"While Virginia was among the states that Mr. Obama won in the primary season, he had trouble here in the southwest," Jeff Zeleny and Adam Nagourney write in The New York Times. "Clinton carried the city of Bristol, as well as the surrounding county, by 67 percent to 32 percent. Four years ago, President Bush won 64 percent of the vote. So the visit by Mr. Obama, which he declared his first official campaign stop of the general-election campaign, was intended to be as rich with symbolism as political strategy." (Read more)
In The Roanoke Times, this was the lead quote in Mason Adams' story: ""Southwest Virginia is an example of so much that is good about this country, but so many people have been forgotten," Obama said. "There are good hardworking decent generous people in beautiful towns all throughout this region, but Washington hasn't been listening to you. It hasn't been paying attention to you. I'm here to let you know I'm going to be paying attention and I'm going to be listening."
Lauren Linn concludes in the Daily Yonder, which has a good map of Virginia's primary results: "As I left I pondered if Obama could win over white, rural, blue-collar Americans. He clearly is not the same as these men and women, even if he attempted to look like them: that was evident throughout the Democratic primary. The response yesterday at Virginia High School was strong and positive, and must have been encouraging to the Obama camp. Maybe, just maybe, there were enough college-educated wealthier voters in that gym to make it work out that way." (Read more)
In the Bristol Herald Courier, David McGee followed Obama's focus: health care. "In his first public appearance since securing the Democratic presidential nomination, Barack Obama promised here Thursday that every American would receive affordable health care by the end of his first term," McGree writes. "Battling self-admitted sleep deprivation since claiming the nomination Tuesday night, Obama spent more than an hour detailing much of his health care plan." (Read more) The paper's coverage was extensive. Nicki Mayo, the content coordinator for TriCities.com, the Herald Courier's Web site, talked with Virginia Tech Professor Robert E. Denton Jr. about Obama’s chances of carrying Virginia and posted this video.
The Herald Courier's editorial board lit into NBC News' Andrea Mitchell for her characterization of the region. As reported by the paper, she said, "This is real [chuckle] redneck ... sort of ... uhm ... bordering on Appalachia ... country." The editorial said, "Bristol doesn’t border 'Appalachia ... country.' It is part of the Appalachian Mountain region. While the region faces challenges, it doesn’t deserve to be the butt of jokes. ... Mocking Appalachia is no different than making racial jokes or ethnic slurs. It isn’t acceptable or professional. Mitchell should be reprimanded by her bosses. A sincere, public apology also is in order." (Read more) UPDATE, June 10: Mitchell apologized for her remarks, Christine Riser of WJHL-TV reports. The Herald Courier's editorial board said the apology "seemed reasonably sincere and gracious. We note that it came relatively quickly, too. However, it’s up to Southwest Virginians to decide whether to accept it or not. We lean toward accepting it, and again extend an invitation to Mitchell to come visit the region. She might be surprised by what she discovers." (Read more) UPDATE, June 23: Foster shares with readers some of the 100-plus comments he received on his "smackdown."

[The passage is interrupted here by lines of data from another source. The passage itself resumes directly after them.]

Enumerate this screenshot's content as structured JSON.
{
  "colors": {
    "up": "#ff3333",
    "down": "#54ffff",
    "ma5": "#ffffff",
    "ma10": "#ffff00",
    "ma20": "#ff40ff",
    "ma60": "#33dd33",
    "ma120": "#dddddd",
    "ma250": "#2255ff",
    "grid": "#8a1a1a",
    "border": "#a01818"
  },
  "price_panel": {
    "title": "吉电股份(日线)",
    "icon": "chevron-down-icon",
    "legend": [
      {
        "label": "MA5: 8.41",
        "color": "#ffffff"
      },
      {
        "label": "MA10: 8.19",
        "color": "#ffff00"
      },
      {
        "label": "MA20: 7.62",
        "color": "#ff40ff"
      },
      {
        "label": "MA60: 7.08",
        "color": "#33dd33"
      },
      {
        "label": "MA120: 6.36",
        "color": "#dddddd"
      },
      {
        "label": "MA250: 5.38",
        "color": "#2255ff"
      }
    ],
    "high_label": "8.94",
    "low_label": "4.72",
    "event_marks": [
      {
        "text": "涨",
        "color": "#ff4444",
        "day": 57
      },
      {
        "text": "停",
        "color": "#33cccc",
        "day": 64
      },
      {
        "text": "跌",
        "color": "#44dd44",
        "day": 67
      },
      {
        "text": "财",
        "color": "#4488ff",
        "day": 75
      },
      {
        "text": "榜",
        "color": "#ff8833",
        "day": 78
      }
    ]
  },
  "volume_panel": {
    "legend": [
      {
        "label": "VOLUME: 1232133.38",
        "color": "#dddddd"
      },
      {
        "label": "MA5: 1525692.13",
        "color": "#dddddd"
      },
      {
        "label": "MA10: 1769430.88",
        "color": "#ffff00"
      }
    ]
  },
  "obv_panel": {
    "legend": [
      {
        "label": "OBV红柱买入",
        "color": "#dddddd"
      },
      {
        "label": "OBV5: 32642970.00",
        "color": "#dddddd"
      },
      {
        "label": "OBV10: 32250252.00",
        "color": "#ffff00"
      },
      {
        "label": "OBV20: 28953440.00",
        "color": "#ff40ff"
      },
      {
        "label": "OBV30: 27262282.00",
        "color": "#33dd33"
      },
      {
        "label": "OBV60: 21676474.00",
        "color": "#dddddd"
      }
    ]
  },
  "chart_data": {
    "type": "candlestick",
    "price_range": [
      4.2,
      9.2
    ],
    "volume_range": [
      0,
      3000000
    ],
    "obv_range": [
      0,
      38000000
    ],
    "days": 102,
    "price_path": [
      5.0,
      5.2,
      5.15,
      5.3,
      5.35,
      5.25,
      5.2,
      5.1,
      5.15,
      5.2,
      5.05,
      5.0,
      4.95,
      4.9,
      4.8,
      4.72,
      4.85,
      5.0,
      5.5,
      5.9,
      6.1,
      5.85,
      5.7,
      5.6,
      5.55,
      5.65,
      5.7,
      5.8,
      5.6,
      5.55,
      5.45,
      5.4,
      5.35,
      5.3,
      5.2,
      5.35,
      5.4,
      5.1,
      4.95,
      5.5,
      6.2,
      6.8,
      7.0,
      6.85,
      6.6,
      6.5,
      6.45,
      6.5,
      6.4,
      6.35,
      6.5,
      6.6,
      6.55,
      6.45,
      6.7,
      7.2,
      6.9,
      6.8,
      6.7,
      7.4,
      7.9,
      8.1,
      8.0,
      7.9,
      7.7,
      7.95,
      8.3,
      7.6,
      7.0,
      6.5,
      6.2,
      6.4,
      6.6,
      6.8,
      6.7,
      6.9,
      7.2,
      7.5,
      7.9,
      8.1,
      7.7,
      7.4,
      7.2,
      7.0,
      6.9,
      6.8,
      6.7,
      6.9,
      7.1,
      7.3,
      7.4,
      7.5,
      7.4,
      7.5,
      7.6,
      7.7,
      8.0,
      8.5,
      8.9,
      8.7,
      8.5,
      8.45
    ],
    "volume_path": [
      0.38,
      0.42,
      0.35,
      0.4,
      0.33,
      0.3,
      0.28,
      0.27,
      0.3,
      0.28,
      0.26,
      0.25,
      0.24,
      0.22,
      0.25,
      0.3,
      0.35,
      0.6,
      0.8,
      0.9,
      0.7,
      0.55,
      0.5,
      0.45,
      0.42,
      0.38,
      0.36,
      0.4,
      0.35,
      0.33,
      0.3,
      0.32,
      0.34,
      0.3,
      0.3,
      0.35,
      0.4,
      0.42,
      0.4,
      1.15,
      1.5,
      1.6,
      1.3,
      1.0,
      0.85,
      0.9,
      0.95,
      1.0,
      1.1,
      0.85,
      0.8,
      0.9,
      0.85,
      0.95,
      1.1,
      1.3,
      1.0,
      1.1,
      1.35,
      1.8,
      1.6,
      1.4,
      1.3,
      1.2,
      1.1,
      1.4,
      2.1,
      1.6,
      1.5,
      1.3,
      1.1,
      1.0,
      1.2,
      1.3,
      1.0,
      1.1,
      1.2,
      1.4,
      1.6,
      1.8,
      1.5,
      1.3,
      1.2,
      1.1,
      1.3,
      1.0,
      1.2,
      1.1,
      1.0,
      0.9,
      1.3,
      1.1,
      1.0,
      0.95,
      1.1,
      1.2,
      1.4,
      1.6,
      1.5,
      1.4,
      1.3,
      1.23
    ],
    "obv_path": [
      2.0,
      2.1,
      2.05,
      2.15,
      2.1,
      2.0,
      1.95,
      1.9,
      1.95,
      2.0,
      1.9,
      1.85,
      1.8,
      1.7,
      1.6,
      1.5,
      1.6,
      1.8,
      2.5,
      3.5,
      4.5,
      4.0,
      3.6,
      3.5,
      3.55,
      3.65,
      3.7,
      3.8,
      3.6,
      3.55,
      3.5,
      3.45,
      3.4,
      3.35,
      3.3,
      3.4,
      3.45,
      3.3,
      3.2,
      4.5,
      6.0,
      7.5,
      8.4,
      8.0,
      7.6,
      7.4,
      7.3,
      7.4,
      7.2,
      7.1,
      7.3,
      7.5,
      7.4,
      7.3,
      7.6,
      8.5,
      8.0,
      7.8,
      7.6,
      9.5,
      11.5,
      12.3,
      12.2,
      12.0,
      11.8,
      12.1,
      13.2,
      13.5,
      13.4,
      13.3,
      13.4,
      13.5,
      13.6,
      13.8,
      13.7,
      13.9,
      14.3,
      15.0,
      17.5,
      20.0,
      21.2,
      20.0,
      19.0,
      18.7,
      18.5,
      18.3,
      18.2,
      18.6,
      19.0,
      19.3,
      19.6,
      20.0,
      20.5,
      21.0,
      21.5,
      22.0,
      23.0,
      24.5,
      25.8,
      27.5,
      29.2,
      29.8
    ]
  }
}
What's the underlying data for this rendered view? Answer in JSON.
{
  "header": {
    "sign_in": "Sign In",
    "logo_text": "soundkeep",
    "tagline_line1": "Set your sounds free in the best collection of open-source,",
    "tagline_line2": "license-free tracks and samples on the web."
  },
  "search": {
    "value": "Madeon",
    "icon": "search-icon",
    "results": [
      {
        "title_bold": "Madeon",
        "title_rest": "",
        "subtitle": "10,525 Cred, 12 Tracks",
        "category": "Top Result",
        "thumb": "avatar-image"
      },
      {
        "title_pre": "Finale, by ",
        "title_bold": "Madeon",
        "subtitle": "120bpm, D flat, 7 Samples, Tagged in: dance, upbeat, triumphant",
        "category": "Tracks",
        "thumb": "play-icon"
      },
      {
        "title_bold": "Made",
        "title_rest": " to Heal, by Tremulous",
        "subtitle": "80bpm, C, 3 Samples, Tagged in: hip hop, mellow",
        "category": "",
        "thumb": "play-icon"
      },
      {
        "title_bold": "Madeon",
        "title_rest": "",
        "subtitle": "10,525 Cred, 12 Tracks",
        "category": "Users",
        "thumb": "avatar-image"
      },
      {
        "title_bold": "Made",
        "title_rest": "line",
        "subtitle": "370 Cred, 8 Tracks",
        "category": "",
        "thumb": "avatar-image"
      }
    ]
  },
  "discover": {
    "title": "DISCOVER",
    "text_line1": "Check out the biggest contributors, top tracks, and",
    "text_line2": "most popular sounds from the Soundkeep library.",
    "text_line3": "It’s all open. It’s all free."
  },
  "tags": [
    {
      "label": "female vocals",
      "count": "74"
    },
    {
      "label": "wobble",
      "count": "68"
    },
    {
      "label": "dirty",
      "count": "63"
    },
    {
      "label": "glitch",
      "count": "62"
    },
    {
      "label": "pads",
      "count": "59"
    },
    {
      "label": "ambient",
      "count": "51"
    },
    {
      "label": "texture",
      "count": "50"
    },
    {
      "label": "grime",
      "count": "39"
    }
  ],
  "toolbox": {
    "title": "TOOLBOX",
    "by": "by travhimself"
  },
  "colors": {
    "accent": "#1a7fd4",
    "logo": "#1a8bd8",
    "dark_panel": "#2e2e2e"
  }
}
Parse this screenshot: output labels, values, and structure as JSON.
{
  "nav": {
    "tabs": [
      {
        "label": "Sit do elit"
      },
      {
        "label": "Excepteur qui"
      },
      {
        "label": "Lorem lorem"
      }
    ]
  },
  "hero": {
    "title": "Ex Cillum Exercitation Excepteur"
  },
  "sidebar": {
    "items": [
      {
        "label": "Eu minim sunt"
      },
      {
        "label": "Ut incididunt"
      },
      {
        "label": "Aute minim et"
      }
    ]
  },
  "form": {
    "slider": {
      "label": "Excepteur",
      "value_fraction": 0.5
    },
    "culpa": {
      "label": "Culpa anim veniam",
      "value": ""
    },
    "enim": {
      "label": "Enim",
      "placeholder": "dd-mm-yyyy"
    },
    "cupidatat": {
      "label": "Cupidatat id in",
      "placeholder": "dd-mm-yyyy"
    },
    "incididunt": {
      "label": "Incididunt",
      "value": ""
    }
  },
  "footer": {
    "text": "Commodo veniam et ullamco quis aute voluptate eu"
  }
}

The Washington Post needs a geography and geology lesson on one of the states it covers most. Kristen Mack of the Post reports that Obama "spent the morning courting voters in coal country at a town hall meeting in southwest Virginia," and Tim Craig writes that Obama was "in Bristol in southwestern Virginia's coal country." Wrong. The Appalachian coalfield is north and west of Bristol. It's not far, but they're still not right. Here's a map.
Obama's schedule has him in Raleigh and St. Louis on Monday and one or more unspecified locations in Missouri on Tuesday.